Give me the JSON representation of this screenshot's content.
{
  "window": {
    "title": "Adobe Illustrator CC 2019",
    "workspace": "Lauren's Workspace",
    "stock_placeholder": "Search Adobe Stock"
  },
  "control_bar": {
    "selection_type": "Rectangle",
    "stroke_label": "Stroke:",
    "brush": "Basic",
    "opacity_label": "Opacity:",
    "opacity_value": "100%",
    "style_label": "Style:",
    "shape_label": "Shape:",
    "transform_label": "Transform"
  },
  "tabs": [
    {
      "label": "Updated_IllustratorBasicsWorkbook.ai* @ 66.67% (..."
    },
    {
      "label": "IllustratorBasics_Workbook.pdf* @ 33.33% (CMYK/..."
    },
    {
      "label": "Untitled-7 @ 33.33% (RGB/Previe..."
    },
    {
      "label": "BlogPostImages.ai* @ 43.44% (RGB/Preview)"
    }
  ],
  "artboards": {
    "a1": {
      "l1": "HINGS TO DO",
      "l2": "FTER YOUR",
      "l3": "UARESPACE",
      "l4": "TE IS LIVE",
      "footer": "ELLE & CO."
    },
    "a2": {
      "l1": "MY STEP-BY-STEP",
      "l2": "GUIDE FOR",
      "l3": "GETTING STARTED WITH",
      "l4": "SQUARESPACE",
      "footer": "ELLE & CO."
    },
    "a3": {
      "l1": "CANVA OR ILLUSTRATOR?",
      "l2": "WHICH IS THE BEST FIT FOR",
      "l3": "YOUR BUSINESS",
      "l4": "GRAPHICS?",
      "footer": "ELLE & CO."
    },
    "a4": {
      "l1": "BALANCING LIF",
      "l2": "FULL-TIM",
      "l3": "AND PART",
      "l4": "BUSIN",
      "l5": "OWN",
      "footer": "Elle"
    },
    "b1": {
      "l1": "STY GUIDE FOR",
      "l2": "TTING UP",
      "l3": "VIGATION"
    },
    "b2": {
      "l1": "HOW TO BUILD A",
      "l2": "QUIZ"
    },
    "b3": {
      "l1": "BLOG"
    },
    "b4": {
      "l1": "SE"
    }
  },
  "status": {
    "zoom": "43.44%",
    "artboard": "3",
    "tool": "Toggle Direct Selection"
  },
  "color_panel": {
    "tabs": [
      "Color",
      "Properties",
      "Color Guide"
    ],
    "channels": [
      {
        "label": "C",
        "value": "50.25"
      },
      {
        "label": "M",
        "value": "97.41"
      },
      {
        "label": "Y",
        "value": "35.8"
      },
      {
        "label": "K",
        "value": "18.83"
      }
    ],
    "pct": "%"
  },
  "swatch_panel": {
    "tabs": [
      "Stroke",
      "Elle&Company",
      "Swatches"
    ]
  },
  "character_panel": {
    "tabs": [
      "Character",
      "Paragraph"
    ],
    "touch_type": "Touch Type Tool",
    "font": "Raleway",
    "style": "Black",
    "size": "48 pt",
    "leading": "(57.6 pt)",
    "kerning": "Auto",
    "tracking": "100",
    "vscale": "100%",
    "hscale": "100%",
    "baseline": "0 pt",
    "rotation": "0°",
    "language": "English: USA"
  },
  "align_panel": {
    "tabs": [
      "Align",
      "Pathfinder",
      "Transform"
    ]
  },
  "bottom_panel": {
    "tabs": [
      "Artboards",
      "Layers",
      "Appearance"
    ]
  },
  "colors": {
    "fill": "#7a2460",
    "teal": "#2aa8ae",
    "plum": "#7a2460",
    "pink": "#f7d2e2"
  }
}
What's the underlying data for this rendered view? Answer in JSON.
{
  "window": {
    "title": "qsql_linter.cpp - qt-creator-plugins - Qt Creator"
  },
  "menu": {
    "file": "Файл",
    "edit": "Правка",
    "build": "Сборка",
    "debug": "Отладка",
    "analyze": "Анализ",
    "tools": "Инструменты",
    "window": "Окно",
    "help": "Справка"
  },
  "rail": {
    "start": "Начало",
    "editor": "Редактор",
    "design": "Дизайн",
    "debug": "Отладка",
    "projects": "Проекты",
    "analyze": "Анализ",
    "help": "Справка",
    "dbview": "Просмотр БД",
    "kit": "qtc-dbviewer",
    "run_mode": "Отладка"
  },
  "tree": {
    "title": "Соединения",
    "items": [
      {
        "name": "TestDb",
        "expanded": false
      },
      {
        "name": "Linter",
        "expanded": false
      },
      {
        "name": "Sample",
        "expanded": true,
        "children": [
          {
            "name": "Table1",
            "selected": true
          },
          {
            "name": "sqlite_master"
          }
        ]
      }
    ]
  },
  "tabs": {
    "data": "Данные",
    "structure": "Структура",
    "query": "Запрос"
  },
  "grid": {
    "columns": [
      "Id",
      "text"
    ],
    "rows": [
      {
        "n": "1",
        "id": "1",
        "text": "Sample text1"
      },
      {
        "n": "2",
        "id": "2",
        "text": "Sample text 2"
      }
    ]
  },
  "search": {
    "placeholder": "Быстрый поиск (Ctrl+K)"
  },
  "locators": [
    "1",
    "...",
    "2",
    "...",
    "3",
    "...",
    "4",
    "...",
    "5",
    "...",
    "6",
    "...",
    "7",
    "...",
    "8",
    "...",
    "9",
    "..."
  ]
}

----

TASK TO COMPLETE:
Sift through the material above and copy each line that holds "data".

FINAL ANSWER:
What's the underlying data for this rendered view? Answer in JSON.
    "data": "Данные",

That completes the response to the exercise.